→ **TASK INSTRUCTIONS**: Look through the entries below. Report each line that has the word "placeholder" in it.

PROVIDED DATA below:

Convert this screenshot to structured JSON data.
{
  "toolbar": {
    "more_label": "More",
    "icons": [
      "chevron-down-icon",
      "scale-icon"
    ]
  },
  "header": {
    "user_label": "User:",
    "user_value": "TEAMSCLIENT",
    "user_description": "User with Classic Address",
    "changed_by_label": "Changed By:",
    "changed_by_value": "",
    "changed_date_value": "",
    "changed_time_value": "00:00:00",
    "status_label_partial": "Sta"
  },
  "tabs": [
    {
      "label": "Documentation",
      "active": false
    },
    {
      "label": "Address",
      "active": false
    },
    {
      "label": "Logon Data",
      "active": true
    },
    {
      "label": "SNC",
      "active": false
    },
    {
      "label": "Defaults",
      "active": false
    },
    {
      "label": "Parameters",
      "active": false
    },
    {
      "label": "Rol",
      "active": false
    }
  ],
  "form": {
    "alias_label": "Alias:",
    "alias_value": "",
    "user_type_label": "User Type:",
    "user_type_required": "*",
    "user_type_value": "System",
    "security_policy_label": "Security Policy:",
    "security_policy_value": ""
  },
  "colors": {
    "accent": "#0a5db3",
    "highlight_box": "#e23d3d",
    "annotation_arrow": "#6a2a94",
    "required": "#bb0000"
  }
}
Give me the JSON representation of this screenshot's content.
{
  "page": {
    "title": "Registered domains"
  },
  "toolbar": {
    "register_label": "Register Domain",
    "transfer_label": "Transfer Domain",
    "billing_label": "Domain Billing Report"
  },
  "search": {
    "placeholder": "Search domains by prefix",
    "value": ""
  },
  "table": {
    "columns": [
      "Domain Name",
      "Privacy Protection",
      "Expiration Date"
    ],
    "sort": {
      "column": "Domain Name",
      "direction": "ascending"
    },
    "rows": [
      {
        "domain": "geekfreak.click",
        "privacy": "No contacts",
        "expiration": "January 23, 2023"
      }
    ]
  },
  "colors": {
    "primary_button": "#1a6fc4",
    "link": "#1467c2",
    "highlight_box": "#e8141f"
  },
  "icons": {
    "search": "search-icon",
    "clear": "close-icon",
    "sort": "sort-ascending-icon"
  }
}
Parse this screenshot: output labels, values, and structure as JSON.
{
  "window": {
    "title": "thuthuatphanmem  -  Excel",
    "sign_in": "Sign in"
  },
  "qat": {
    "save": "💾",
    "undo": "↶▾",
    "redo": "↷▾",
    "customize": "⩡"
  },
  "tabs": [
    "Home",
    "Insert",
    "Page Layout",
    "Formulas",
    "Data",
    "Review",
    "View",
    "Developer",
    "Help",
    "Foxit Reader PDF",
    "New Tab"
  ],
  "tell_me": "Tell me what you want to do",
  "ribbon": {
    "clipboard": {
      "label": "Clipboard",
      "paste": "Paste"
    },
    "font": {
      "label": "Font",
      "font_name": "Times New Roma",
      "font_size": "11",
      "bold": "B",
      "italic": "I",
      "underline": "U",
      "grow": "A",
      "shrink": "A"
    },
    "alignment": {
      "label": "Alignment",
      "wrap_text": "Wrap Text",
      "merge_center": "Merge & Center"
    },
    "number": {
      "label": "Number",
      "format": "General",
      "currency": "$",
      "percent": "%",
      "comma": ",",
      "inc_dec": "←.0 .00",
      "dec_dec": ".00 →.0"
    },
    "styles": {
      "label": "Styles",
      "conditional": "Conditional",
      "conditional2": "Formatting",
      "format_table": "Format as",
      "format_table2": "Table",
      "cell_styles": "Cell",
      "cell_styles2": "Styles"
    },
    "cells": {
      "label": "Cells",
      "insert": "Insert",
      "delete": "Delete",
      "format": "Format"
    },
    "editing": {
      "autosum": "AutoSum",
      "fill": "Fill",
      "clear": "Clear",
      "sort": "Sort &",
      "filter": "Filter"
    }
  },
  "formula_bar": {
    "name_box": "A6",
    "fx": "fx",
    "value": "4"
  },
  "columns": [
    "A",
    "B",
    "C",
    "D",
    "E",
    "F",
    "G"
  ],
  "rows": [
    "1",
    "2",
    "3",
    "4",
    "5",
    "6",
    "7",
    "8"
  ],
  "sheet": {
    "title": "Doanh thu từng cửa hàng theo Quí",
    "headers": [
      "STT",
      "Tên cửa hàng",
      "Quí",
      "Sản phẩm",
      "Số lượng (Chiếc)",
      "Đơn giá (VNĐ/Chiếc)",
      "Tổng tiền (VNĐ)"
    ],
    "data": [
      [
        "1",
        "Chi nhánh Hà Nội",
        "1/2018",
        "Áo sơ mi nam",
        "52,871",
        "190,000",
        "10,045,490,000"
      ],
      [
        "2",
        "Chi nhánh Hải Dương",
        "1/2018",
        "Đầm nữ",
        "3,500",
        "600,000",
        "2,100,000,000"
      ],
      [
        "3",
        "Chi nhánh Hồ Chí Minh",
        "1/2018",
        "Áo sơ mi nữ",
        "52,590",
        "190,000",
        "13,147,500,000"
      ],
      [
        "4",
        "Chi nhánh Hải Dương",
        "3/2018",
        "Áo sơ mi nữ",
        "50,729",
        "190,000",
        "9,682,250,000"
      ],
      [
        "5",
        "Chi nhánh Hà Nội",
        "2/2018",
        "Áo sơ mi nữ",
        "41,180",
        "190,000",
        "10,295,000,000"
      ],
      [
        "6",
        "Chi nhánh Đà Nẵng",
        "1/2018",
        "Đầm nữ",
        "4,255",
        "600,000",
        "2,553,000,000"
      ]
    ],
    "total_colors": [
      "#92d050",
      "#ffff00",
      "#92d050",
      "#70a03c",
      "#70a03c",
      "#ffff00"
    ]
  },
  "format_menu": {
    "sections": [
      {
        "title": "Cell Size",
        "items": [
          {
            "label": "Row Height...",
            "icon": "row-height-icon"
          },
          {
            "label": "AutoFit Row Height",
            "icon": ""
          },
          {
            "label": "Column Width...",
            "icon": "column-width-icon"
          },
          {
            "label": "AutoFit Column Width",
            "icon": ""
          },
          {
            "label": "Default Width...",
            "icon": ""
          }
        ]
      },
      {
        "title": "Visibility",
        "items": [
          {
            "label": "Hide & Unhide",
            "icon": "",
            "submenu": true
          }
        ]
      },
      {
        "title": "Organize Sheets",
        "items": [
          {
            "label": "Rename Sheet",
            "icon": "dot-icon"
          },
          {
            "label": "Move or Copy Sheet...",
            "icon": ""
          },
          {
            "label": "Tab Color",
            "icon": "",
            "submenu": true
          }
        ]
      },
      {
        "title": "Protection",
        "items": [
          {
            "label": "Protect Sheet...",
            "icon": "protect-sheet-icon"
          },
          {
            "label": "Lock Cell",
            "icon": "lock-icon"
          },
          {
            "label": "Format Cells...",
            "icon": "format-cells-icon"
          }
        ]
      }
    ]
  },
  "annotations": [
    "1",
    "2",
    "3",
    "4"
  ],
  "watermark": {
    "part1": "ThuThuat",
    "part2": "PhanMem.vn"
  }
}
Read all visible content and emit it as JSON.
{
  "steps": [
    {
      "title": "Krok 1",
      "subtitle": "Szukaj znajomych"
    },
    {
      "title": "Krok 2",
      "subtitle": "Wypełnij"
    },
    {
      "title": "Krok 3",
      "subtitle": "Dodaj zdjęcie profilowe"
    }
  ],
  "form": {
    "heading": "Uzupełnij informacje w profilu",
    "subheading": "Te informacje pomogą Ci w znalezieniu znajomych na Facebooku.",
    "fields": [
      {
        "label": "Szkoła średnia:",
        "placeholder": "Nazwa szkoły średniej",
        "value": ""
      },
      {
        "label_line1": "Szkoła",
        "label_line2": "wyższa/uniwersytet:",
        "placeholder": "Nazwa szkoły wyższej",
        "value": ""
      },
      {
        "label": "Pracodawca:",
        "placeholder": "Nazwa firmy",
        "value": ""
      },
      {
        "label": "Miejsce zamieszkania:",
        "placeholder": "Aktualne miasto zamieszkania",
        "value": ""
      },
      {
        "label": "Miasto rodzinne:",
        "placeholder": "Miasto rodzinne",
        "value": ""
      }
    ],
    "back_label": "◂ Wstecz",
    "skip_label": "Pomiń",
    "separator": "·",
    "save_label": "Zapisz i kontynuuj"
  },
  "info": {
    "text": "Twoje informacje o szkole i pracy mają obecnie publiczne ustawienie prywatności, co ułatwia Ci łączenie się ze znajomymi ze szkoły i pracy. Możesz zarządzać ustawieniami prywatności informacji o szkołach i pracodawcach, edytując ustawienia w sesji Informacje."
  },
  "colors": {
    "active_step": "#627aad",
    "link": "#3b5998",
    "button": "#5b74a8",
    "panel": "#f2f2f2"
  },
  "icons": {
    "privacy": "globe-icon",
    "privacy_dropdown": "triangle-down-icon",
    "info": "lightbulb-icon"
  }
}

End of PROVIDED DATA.

→ **SOLUTION TO THIS PROBLEM**:
    "placeholder": "Search domains by prefix",
        "placeholder": "Nazwa szkoły średniej",
        "placeholder": "Nazwa szkoły wyższej",
        "placeholder": "Nazwa firmy",
        "placeholder": "Aktualne miasto zamieszkania",
        "placeholder": "Miasto rodzinne",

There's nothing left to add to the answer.